"Among other things, Shepherd has always been an elemental poet. His work abounds with the imagery and motifs of water and fire, and while those elements are important here, it is air and earth that are the more dominant elements in this collection. . . .Clay, red clay in particular, recurs several times throughout the collection as a motif of earth. It is the substance of creation, but always of impermanent things, whether heroes or Babylonian statues with feet of clay, or of things durable but fragile, such as the cuneiform tablets of 'A Parking Lot Just Outside the Ruins of Babylon.'"-Robert Philen, from the Foreword
Subjects: Language & Literature
Table of Contents
You are viewing the table of contents

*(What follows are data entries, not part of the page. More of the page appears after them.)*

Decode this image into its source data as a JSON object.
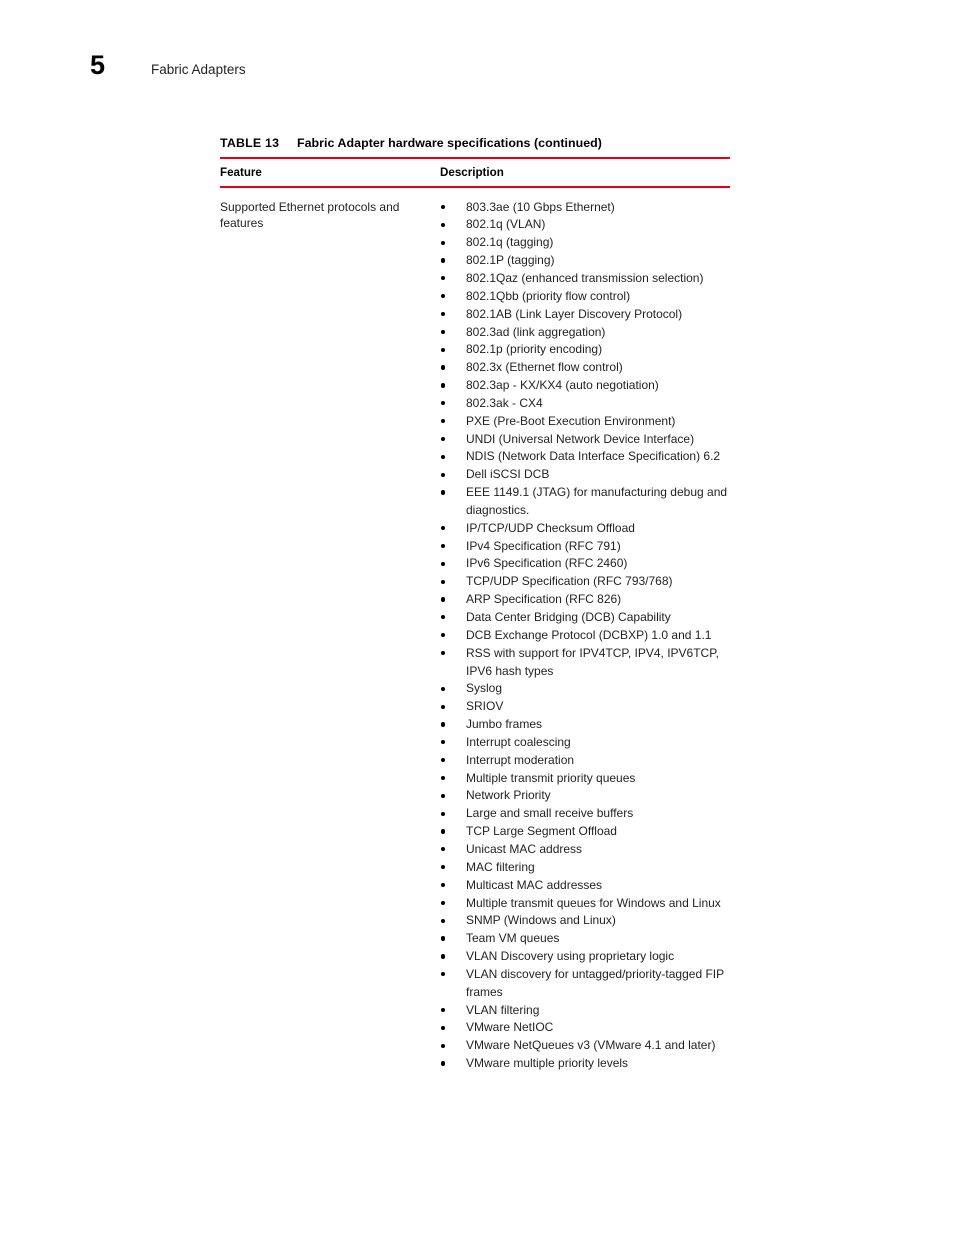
{
  "page": {
    "chapter_number": "5",
    "chapter_title": "Fabric Adapters"
  },
  "colors": {
    "rule_red": "#e3001b",
    "body_text": "#231f20",
    "bullet": "#000000"
  },
  "table": {
    "caption_label": "TABLE 13",
    "caption_text": "Fabric Adapter hardware specifications  (continued)",
    "columns": [
      {
        "key": "feature",
        "header": "Feature"
      },
      {
        "key": "description",
        "header": "Description"
      }
    ],
    "rows": [
      {
        "feature": "Supported Ethernet protocols and features",
        "description_bullets": [
          "803.3ae (10 Gbps Ethernet)",
          "802.1q (VLAN)",
          "802.1q (tagging)",
          "802.1P (tagging)",
          "802.1Qaz (enhanced transmission selection)",
          "802.1Qbb (priority flow control)",
          "802.1AB (Link Layer Discovery Protocol)",
          "802.3ad (link aggregation)",
          "802.1p (priority encoding)",
          "802.3x (Ethernet flow control)",
          "802.3ap - KX/KX4 (auto negotiation)",
          "802.3ak - CX4",
          "PXE (Pre-Boot Execution Environment)",
          "UNDI (Universal Network Device Interface)",
          "NDIS (Network Data Interface Specification) 6.2",
          "Dell iSCSI DCB",
          "EEE 1149.1 (JTAG) for manufacturing debug and diagnostics.",
          "IP/TCP/UDP Checksum Offload",
          "IPv4 Specification (RFC 791)",
          "IPv6 Specification (RFC 2460)",
          "TCP/UDP Specification (RFC 793/768)",
          "ARP Specification (RFC 826)",
          "Data Center Bridging (DCB) Capability",
          "DCB Exchange Protocol (DCBXP) 1.0 and 1.1",
          "RSS with support for IPV4TCP, IPV4, IPV6TCP, IPV6 hash types",
          "Syslog",
          "SRIOV",
          "Jumbo frames",
          "Interrupt coalescing",
          "Interrupt moderation",
          "Multiple transmit priority queues",
          "Network Priority",
          "Large and small receive buffers",
          "TCP Large Segment Offload",
          "Unicast MAC address",
          "MAC filtering",
          "Multicast MAC addresses",
          "Multiple transmit queues for Windows and Linux",
          "SNMP (Windows and Linux)",
          "Team VM queues",
          "VLAN Discovery using proprietary logic",
          "VLAN discovery for untagged/priority-tagged FIP frames",
          "VLAN filtering",
          "VMware NetIOC",
          "VMware NetQueues v3 (VMware 4.1 and later)",
          "VMware multiple priority levels"
        ]
      }
    ]
  }
}
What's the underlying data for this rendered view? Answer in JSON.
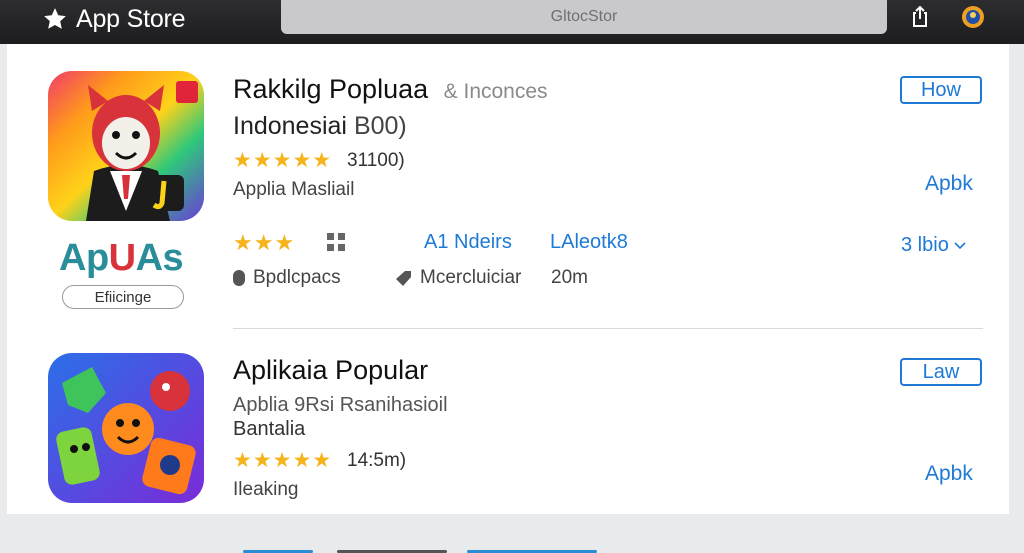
{
  "topbar": {
    "brand_label": "App Store",
    "search_placeholder": "GltocStor"
  },
  "apps": [
    {
      "title": "Rakkilg Popluaa",
      "title_suffix": "& Inconces",
      "subtitle": "Indonesiai",
      "subtitle_suffix": "B00)",
      "rating_stars": 4.5,
      "stars_text": "★★★★★",
      "rating_count": "31100)",
      "developer": "Applia Masliail",
      "get_label": "How",
      "side_link": "Apbk",
      "wordmark": [
        "Ap",
        "U",
        "As"
      ],
      "edit_label": "Efiicinge",
      "row_stars_text": "★★★",
      "link_a": "A1 Ndeirs",
      "link_b": "LAleotk8",
      "more_label": "3 lbio",
      "meta_a": "Bpdlcpacs",
      "meta_b": "Mcercluiciar",
      "meta_c": "20m"
    },
    {
      "title": "Aplikaia Popular",
      "subtitle": "Apblia 9Rsi Rsanihasioil",
      "subtitle2": "Bantalia",
      "rating_stars": 5,
      "stars_text": "★★★★★",
      "rating_count": "14:5m)",
      "developer": "Ileaking",
      "get_label": "Law",
      "side_link": "Apbk"
    }
  ],
  "colors": {
    "accent": "#1e7ad6",
    "star": "#f5b31c",
    "topbar": "#1d1d1f",
    "wordmark_teal": "#2a8d9a",
    "wordmark_red": "#d8323a"
  },
  "icons": [
    "star-icon",
    "share-icon",
    "profile-icon",
    "chevron-down-icon",
    "tag-icon",
    "grid-icon"
  ]
}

You do not have access to this
on JSTOR. Try logging in through your institution for access.